meets the Shadow), and they’re even doing daring things like writing a solo
novel with each of Doc’s sidekicks. The solo novel about Doc’s cousin Pat is
dynamite, incidentally. The Will Murray New Adventures of Doc Savage reminds me
of the excellent new Netflix Voltron series: this is what it should have
been the first time

The thing that I like best about Doc Savage
stories is that they have a weird horror element. A bizarre gas eats people’s
eyes; spectral, nightmarish men in silver cloaks threaten business owners; a
musical note suddenly buzzes over every radio in town before one person is
mysteriously driven permanently insane. The best part is that in the end, the
mysterious happening or cause of death is revealed to be something totally
explicable and ordinary. There is no “real” supernatural in the world of
Doc Savage, so it’s like Batman mixed with Scooby-Doo. And almost always,
Doc did some minor thing one third of the way through the story that by the end
you’ve almost forgotten about, which turns out to crack the case. Combine that with a heaping helping of James Bond gadgets (like how Doc’s shirt buttons are made of thermite paste).

The best part about
Doc is the fact that the audience doesn’t have access to his thoughts at all
times. He’s slightly superhuman and kind of remote. He has extreme emotional
control. The only moments he shows stong emotion or has very human
moments of panic is when he has to perform or speak in front of crowds (like at
the start of Resurrection Day), his very real awkwardness around women (being raised entirely
by men to be a superman) or when one of his friends, his “brothers,” are
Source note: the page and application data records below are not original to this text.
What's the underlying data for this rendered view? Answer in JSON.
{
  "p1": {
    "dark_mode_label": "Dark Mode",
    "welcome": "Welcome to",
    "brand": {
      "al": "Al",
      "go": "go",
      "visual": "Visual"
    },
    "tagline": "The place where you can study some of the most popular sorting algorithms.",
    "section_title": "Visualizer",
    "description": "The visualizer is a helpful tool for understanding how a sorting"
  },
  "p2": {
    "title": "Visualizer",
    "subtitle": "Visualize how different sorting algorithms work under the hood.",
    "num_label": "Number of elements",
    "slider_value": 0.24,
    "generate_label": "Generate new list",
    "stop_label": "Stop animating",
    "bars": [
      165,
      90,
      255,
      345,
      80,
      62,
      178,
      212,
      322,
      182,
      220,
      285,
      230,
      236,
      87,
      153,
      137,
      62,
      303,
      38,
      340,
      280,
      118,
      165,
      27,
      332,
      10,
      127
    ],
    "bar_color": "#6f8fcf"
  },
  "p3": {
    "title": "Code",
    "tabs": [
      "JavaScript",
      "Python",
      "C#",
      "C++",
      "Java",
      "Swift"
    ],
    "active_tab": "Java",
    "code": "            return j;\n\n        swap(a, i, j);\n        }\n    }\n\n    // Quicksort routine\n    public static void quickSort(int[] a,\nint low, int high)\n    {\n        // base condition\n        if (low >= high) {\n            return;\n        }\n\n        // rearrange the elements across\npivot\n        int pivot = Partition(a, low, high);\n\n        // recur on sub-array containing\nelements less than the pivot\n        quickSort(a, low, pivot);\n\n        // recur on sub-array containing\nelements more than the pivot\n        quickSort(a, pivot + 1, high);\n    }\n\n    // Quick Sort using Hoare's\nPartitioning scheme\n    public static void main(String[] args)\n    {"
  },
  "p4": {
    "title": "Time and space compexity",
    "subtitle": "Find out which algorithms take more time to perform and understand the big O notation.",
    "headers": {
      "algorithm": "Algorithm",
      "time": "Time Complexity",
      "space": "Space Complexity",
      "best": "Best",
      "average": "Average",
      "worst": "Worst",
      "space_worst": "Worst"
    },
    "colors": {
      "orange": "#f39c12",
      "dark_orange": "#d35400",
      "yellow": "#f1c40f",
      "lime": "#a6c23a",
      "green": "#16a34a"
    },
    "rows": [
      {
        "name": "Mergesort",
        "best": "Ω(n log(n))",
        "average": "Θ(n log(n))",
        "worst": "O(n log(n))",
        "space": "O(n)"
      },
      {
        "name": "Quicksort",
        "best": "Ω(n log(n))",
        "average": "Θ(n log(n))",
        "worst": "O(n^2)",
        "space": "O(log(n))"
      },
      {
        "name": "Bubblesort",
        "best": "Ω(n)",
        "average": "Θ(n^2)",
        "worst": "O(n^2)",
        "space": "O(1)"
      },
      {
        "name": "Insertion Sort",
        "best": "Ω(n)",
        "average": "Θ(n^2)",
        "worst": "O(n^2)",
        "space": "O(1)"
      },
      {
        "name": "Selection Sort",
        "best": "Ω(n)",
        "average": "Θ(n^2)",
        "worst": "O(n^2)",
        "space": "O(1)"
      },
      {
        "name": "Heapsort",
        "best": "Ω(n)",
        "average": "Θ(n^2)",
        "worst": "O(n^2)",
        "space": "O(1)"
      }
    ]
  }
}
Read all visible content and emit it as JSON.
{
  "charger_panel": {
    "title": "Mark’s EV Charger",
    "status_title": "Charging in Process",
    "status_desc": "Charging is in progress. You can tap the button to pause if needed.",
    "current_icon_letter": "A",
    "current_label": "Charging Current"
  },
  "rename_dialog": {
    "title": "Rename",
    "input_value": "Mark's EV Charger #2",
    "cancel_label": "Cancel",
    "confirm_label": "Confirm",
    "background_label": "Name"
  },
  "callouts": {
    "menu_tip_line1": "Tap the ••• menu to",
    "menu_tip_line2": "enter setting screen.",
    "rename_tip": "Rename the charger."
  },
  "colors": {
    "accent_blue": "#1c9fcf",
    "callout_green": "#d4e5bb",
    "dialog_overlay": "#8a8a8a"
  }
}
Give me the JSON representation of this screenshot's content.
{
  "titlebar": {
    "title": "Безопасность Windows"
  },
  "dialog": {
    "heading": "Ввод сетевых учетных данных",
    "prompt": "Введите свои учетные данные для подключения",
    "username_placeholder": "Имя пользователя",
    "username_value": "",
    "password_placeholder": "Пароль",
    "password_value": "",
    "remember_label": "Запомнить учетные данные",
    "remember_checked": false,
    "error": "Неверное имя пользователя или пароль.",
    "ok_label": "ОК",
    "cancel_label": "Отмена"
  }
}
in danger.  I like stories, like the Shawshank Redemption, that are all
about the friendship, brotherhood, and camaraderie among men.